“After the kerfuffle in 2012 with China, Russia, the ITU and talk about greater state control over the Internet, the US made it clear that it wouldn’t cede control to an inter-governmental organisation. At this point, it became clear that India’s strategic concerns would be best achieved through forums such as the new ICANN and committing towards multistakeholderism,” a senior internet governance analyst said.
“The push towards multistakeholderism from India was also one factor, among many others, that helped in legitmising the US government’s handover of power and making the overall process a little easier,” the analyst added.
Hyderabad and forward
While multiple participants at the meeting here in Hyderabad pointed out that India doesn’t often push for specific policies at the ICANN, mostly because it has very little domestic industry or corporate pressure (from registrars or other stakeholder groups) unlike the US or various European countries, government officials point out that there are both medium-term and long-term objectives.

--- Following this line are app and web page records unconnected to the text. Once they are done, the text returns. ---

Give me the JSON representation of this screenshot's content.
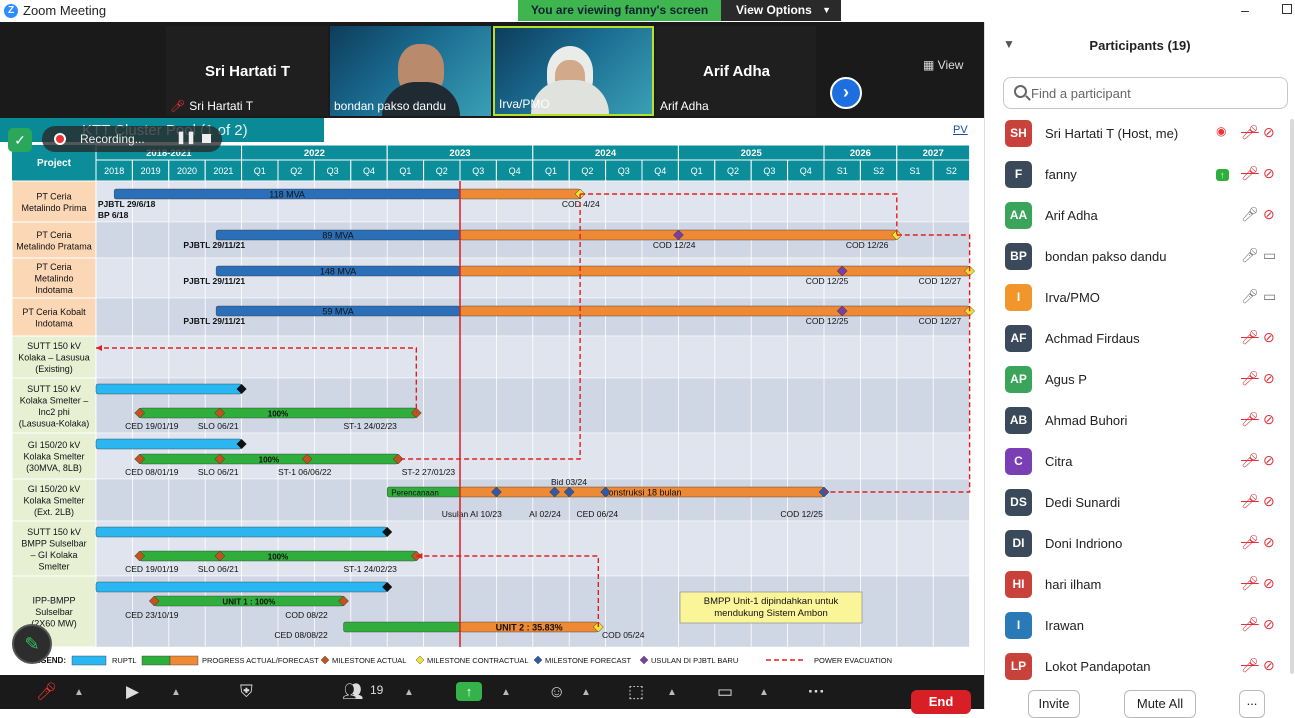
{
  "window": {
    "title": "Zoom Meeting",
    "logo_letter": "Z"
  },
  "banner": {
    "viewing_text": "You are viewing fanny's screen",
    "view_options_label": "View Options"
  },
  "video_strip": {
    "tiles": [
      {
        "name": "Sri Hartati T",
        "label": "Sri Hartati T"
      },
      {
        "label": "bondan pakso dandu"
      },
      {
        "label": "Irva/PMO"
      },
      {
        "name": "Arif Adha",
        "label": "Arif Adha"
      }
    ],
    "view_label": "View"
  },
  "recording": {
    "status": "Recording..."
  },
  "slide": {
    "title": "KTT Cluster Pool  (1 of 2)",
    "pv_label": "PV"
  },
  "chart_data": {
    "type": "gantt",
    "corner_header": "Project",
    "years": [
      {
        "label": "2018-2021",
        "span": 4
      },
      {
        "label": "2022",
        "span": 4
      },
      {
        "label": "2023",
        "span": 4
      },
      {
        "label": "2024",
        "span": 4
      },
      {
        "label": "2025",
        "span": 4
      },
      {
        "label": "2026",
        "span": 2
      },
      {
        "label": "2027",
        "span": 2
      }
    ],
    "periods": [
      "2018",
      "2019",
      "2020",
      "2021",
      "Q1",
      "Q2",
      "Q3",
      "Q4",
      "Q1",
      "Q2",
      "Q3",
      "Q4",
      "Q1",
      "Q2",
      "Q3",
      "Q4",
      "Q1",
      "Q2",
      "Q3",
      "Q4",
      "S1",
      "S2",
      "S1",
      "S2"
    ],
    "today_marker": "Q3 2023",
    "rows": [
      {
        "label": "PT Ceria\nMetalindo Prima",
        "color": "#fcd7b6"
      },
      {
        "label": "PT Ceria\nMetalindo Pratama",
        "color": "#fcd7b6"
      },
      {
        "label": "PT Ceria\nMetalindo\nIndotama",
        "color": "#fcd7b6"
      },
      {
        "label": "PT Ceria Kobalt\nIndotama",
        "color": "#fcd7b6"
      },
      {
        "label": "SUTT 150 kV\nKolaka – Lasusua\n(Existing)",
        "color": "#e8f0d4"
      },
      {
        "label": "SUTT 150 kV\nKolaka Smelter –\nInc2 phi\n(Lasusua-Kolaka)",
        "color": "#e8f0d4"
      },
      {
        "label": "GI 150/20 kV\nKolaka Smelter\n(30MVA, 8LB)",
        "color": "#e8f0d4"
      },
      {
        "label": "GI 150/20 kV\nKolaka Smelter\n(Ext. 2LB)",
        "color": "#e8f0d4"
      },
      {
        "label": "SUTT 150 kV\nBMPP  Sulselbar\n– GI Kolaka\nSmelter",
        "color": "#e8f0d4"
      },
      {
        "label": "IPP-BMPP\nSulselbar\n(2X60 MW)",
        "color": "#e8f0d4"
      }
    ],
    "bars": [
      {
        "row": 0,
        "kind": "actual",
        "start": 0.5,
        "end": 10.0,
        "text": "118 MVA"
      },
      {
        "row": 0,
        "kind": "forecast",
        "start": 10.0,
        "end": 13.3,
        "text": ""
      },
      {
        "row": 1,
        "kind": "actual",
        "start": 3.3,
        "end": 10.0,
        "text": "89 MVA"
      },
      {
        "row": 1,
        "kind": "forecast",
        "start": 10.0,
        "end": 22.0,
        "text": ""
      },
      {
        "row": 2,
        "kind": "actual",
        "start": 3.3,
        "end": 10.0,
        "text": "148 MVA"
      },
      {
        "row": 2,
        "kind": "forecast",
        "start": 10.0,
        "end": 24.0,
        "text": ""
      },
      {
        "row": 3,
        "kind": "actual",
        "start": 3.3,
        "end": 10.0,
        "text": "59 MVA"
      },
      {
        "row": 3,
        "kind": "forecast",
        "start": 10.0,
        "end": 24.0,
        "text": ""
      },
      {
        "row": 5,
        "kind": "ruptl",
        "start": 0.0,
        "end": 4.0,
        "text": ""
      },
      {
        "row": 5,
        "kind": "progress",
        "start": 1.2,
        "end": 8.8,
        "text": "100%"
      },
      {
        "row": 6,
        "kind": "ruptl",
        "start": 0.0,
        "end": 4.0,
        "text": ""
      },
      {
        "row": 6,
        "kind": "progress",
        "start": 1.2,
        "end": 8.3,
        "text": "100%"
      },
      {
        "row": 7,
        "kind": "progress",
        "start": 8.0,
        "end": 10.0,
        "text": "Perencanaan"
      },
      {
        "row": 7,
        "kind": "forecast",
        "start": 10.0,
        "end": 20.0,
        "text": "Konstruksi 18 bulan"
      },
      {
        "row": 8,
        "kind": "ruptl",
        "start": 0.0,
        "end": 8.0,
        "text": ""
      },
      {
        "row": 8,
        "kind": "progress",
        "start": 1.2,
        "end": 8.8,
        "text": "100%"
      },
      {
        "row": 9,
        "kind": "ruptl",
        "start": 0.0,
        "end": 8.0,
        "text": ""
      },
      {
        "row": 9,
        "kind": "progress",
        "start": 1.6,
        "end": 6.8,
        "text": "UNIT 1 : 100%"
      },
      {
        "row": 9,
        "kind": "progress",
        "start": 6.8,
        "end": 10.0,
        "text": ""
      },
      {
        "row": 9,
        "kind": "forecast",
        "start": 10.0,
        "end": 13.8,
        "text": "UNIT 2 : 35.83%"
      }
    ],
    "milestones": [
      {
        "row": 0,
        "type": "contractual",
        "at": 13.3
      },
      {
        "row": 1,
        "type": "baru",
        "at": 16.0
      },
      {
        "row": 1,
        "type": "contractual",
        "at": 22.0
      },
      {
        "row": 2,
        "type": "baru",
        "at": 20.5
      },
      {
        "row": 2,
        "type": "contractual",
        "at": 24.0
      },
      {
        "row": 3,
        "type": "baru",
        "at": 20.5
      },
      {
        "row": 3,
        "type": "contractual",
        "at": 24.0
      },
      {
        "row": 5,
        "type": "actual",
        "at": 1.2
      },
      {
        "row": 5,
        "type": "actual",
        "at": 3.4
      },
      {
        "row": 5,
        "type": "actual",
        "at": 8.8
      },
      {
        "row": 6,
        "type": "actual",
        "at": 1.2
      },
      {
        "row": 6,
        "type": "actual",
        "at": 3.4
      },
      {
        "row": 6,
        "type": "actual",
        "at": 5.8
      },
      {
        "row": 6,
        "type": "actual",
        "at": 8.3
      },
      {
        "row": 7,
        "type": "forecast",
        "at": 11.0
      },
      {
        "row": 7,
        "type": "forecast",
        "at": 12.6
      },
      {
        "row": 7,
        "type": "forecast",
        "at": 13.0
      },
      {
        "row": 7,
        "type": "forecast",
        "at": 14.0
      },
      {
        "row": 7,
        "type": "forecast",
        "at": 20.0
      },
      {
        "row": 8,
        "type": "actual",
        "at": 1.2
      },
      {
        "row": 8,
        "type": "actual",
        "at": 3.4
      },
      {
        "row": 8,
        "type": "actual",
        "at": 8.8
      },
      {
        "row": 9,
        "type": "actual",
        "at": 1.6
      },
      {
        "row": 9,
        "type": "actual",
        "at": 6.8
      },
      {
        "row": 9,
        "type": "actual",
        "at": 6.8
      },
      {
        "row": 9,
        "type": "contractual",
        "at": 13.8
      }
    ],
    "labels": [
      {
        "row": 0,
        "at": 0.05,
        "line": 1,
        "text": "PJBTL 29/6/18"
      },
      {
        "row": 0,
        "at": 0.05,
        "line": 2,
        "text": "BP 6/18"
      },
      {
        "row": 0,
        "at": 12.8,
        "line": 1,
        "text": "COD 4/24"
      },
      {
        "row": 1,
        "at": 2.4,
        "line": 1,
        "text": "PJBTL 29/11/21"
      },
      {
        "row": 1,
        "at": 15.3,
        "line": 1,
        "text": "COD 12/24"
      },
      {
        "row": 1,
        "at": 20.6,
        "line": 1,
        "text": "COD 12/26"
      },
      {
        "row": 2,
        "at": 2.4,
        "line": 1,
        "text": "PJBTL 29/11/21"
      },
      {
        "row": 2,
        "at": 19.5,
        "line": 1,
        "text": "COD 12/25"
      },
      {
        "row": 2,
        "at": 22.6,
        "line": 1,
        "text": "COD 12/27"
      },
      {
        "row": 3,
        "at": 2.4,
        "line": 1,
        "text": "PJBTL 29/11/21"
      },
      {
        "row": 3,
        "at": 19.5,
        "line": 1,
        "text": "COD 12/25"
      },
      {
        "row": 3,
        "at": 22.6,
        "line": 1,
        "text": "COD 12/27"
      },
      {
        "row": 5,
        "at": 0.8,
        "line": 1,
        "text": "CED 19/01/19"
      },
      {
        "row": 5,
        "at": 2.8,
        "line": 1,
        "text": "SLO 06/21"
      },
      {
        "row": 5,
        "at": 6.8,
        "line": 1,
        "text": "ST-1 24/02/23"
      },
      {
        "row": 6,
        "at": 0.8,
        "line": 1,
        "text": "CED 08/01/19"
      },
      {
        "row": 6,
        "at": 2.8,
        "line": 1,
        "text": "SLO 06/21"
      },
      {
        "row": 6,
        "at": 5.0,
        "line": 1,
        "text": "ST-1 06/06/22"
      },
      {
        "row": 6,
        "at": 8.4,
        "line": 1,
        "text": "ST-2 27/01/23"
      },
      {
        "row": 7,
        "at": 12.5,
        "line": 0,
        "text": "Bid 03/24"
      },
      {
        "row": 7,
        "at": 9.5,
        "line": 1,
        "text": "Usulan AI 10/23"
      },
      {
        "row": 7,
        "at": 11.9,
        "line": 1,
        "text": "AI 02/24"
      },
      {
        "row": 7,
        "at": 13.2,
        "line": 1,
        "text": "CED 06/24"
      },
      {
        "row": 7,
        "at": 18.8,
        "line": 1,
        "text": "COD 12/25"
      },
      {
        "row": 8,
        "at": 0.8,
        "line": 1,
        "text": "CED 19/01/19"
      },
      {
        "row": 8,
        "at": 2.8,
        "line": 1,
        "text": "SLO 06/21"
      },
      {
        "row": 8,
        "at": 6.8,
        "line": 1,
        "text": "ST-1 24/02/23"
      },
      {
        "row": 9,
        "at": 0.8,
        "line": 1,
        "text": "CED 23/10/19"
      },
      {
        "row": 9,
        "at": 5.2,
        "line": 1,
        "text": "COD 08/22"
      },
      {
        "row": 9,
        "at": 4.9,
        "line": 2,
        "text": "CED 08/08/22"
      },
      {
        "row": 9,
        "at": 13.9,
        "line": 2,
        "text": "COD 05/24"
      }
    ],
    "note": "BMPP Unit-1 dipindahkan untuk\nmendukung Sistem Ambon",
    "legend": {
      "title": "LEGEND:",
      "items": [
        "RUPTL",
        "PROGRESS ACTUAL/FORECAST",
        "MILESTONE ACTUAL",
        "MILESTONE CONTRACTUAL",
        "MILESTONE FORECAST",
        "USULAN DI PJBTL BARU",
        "POWER EVACUATION"
      ]
    },
    "colors": {
      "actual": "#2a6fb8",
      "forecast": "#ee8a35",
      "progress": "#2fae3c",
      "ruptl": "#2ab6f0",
      "contractual": "#f2e233",
      "baru": "#7a3fa0",
      "milestone_actual": "#c0541f",
      "milestone_forecast": "#2f5aa8",
      "evacuation": "#e02020",
      "today": "#d62020"
    }
  },
  "toolbar": {
    "participants_count": "19",
    "end_label": "End"
  },
  "panel": {
    "title": "Participants (19)",
    "search_placeholder": "Find a participant",
    "participants": [
      {
        "initials": "SH",
        "name": "Sri Hartati T (Host, me)",
        "color": "#c8413a",
        "mic": "muted",
        "cam": "off",
        "extra": "rec"
      },
      {
        "initials": "F",
        "name": "fanny",
        "color": "#3b4a5a",
        "mic": "muted",
        "cam": "off",
        "extra": "share"
      },
      {
        "initials": "AA",
        "name": "Arif Adha",
        "color": "#3aa45a",
        "mic": "on",
        "cam": "off"
      },
      {
        "initials": "BP",
        "name": "bondan pakso dandu",
        "color": "#3b4a5a",
        "mic": "on",
        "cam": "on"
      },
      {
        "initials": "I",
        "name": "Irva/PMO",
        "color": "#f0962a",
        "mic": "on",
        "cam": "on"
      },
      {
        "initials": "AF",
        "name": "Achmad Firdaus",
        "color": "#3b4a5a",
        "mic": "muted",
        "cam": "off"
      },
      {
        "initials": "AP",
        "name": "Agus P",
        "color": "#3aa45a",
        "mic": "muted",
        "cam": "off"
      },
      {
        "initials": "AB",
        "name": "Ahmad Buhori",
        "color": "#3b4a5a",
        "mic": "muted",
        "cam": "off"
      },
      {
        "initials": "C",
        "name": "Citra",
        "color": "#7b3fb5",
        "mic": "muted",
        "cam": "off"
      },
      {
        "initials": "DS",
        "name": "Dedi Sunardi",
        "color": "#3b4a5a",
        "mic": "muted",
        "cam": "off"
      },
      {
        "initials": "DI",
        "name": "Doni Indriono",
        "color": "#3b4a5a",
        "mic": "muted",
        "cam": "off"
      },
      {
        "initials": "HI",
        "name": "hari ilham",
        "color": "#c8413a",
        "mic": "muted",
        "cam": "off"
      },
      {
        "initials": "I",
        "name": "Irawan",
        "color": "#2a7ab8",
        "mic": "muted",
        "cam": "off"
      },
      {
        "initials": "LP",
        "name": "Lokot Pandapotan",
        "color": "#c8413a",
        "mic": "muted",
        "cam": "off"
      }
    ],
    "invite_label": "Invite",
    "mute_all_label": "Mute All",
    "more_label": "..."
  }
}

The latter of which include long-standing demands such as an Indian root server and even potentially addressing the demand for non-US ICANN jurisdiction.
These objectives, however, cannot be achieved until Indian bureaucrats, think-tank analysts and researchers work their way into higher positions amongst the various consulting and working groups; get elected to positions on various Internet governance bodies and constituency groups. One case in point, an industry observer notes, is that just a few months ago the ICANN nominating committee (which selects a majority of ICANN officers) rejected three Indian candidacy applications without even interviewing the applicants in question.
One senior DoT official acknowledged this issue and pointing out that “working from the inside”, building consensus and achieving India’s strategic goals was simply a matter “putting in greater time and effort”.
“We have covered some ground in this regard. As you would know, we have made some progress in bodies such as APNIC [a major Asia-Pacific Internet address registry]. Others will take time,” the DoT official said.
What then is India hoping to achieve, both at Hyderabad, and in numerous Internet governance meetings ahead? According to conversations The Wire had with government officials and ICANN participants, there are three broad medium-term objectives.
The first is to ensure equal ownership and access to lucrative top-level domain (TLD) names. Registration applications also sometimes run into crores (rupees), which deter the Indian businesses that do look to do so. A crucial aspect of this is to push for more inclusive participation in the gTLD (global-TLD) process.
As one government official wryly put it: “It was a surprise to some Indian officials when they realised that ‘.yoga’ could not be taken exclusively by us [the government]. At one point, we put together a list of around 20 gTLDs which India and Indian companies should ideally have, including domain names such as ‘.ayurveda’ and the like”.
A second objective, which requires greater cooperation with the ICANN but not necessarily through its formal proposal or negotiation process, is ensuring that India is part of the technical standards creating process for non-English and native languages. With most of India’s population set to come online still, the manner and the languages through they access the Web will be critical.
Finally, the government is also looking to build human capacity and expertise within India, “especially on the DNS side”. “It’s not as if we don’t have smart people, but in this regard, initiatives such as greater ICANN certification in India and knowledge transfer or exposure go a long way in creating our own capacity,” said one official.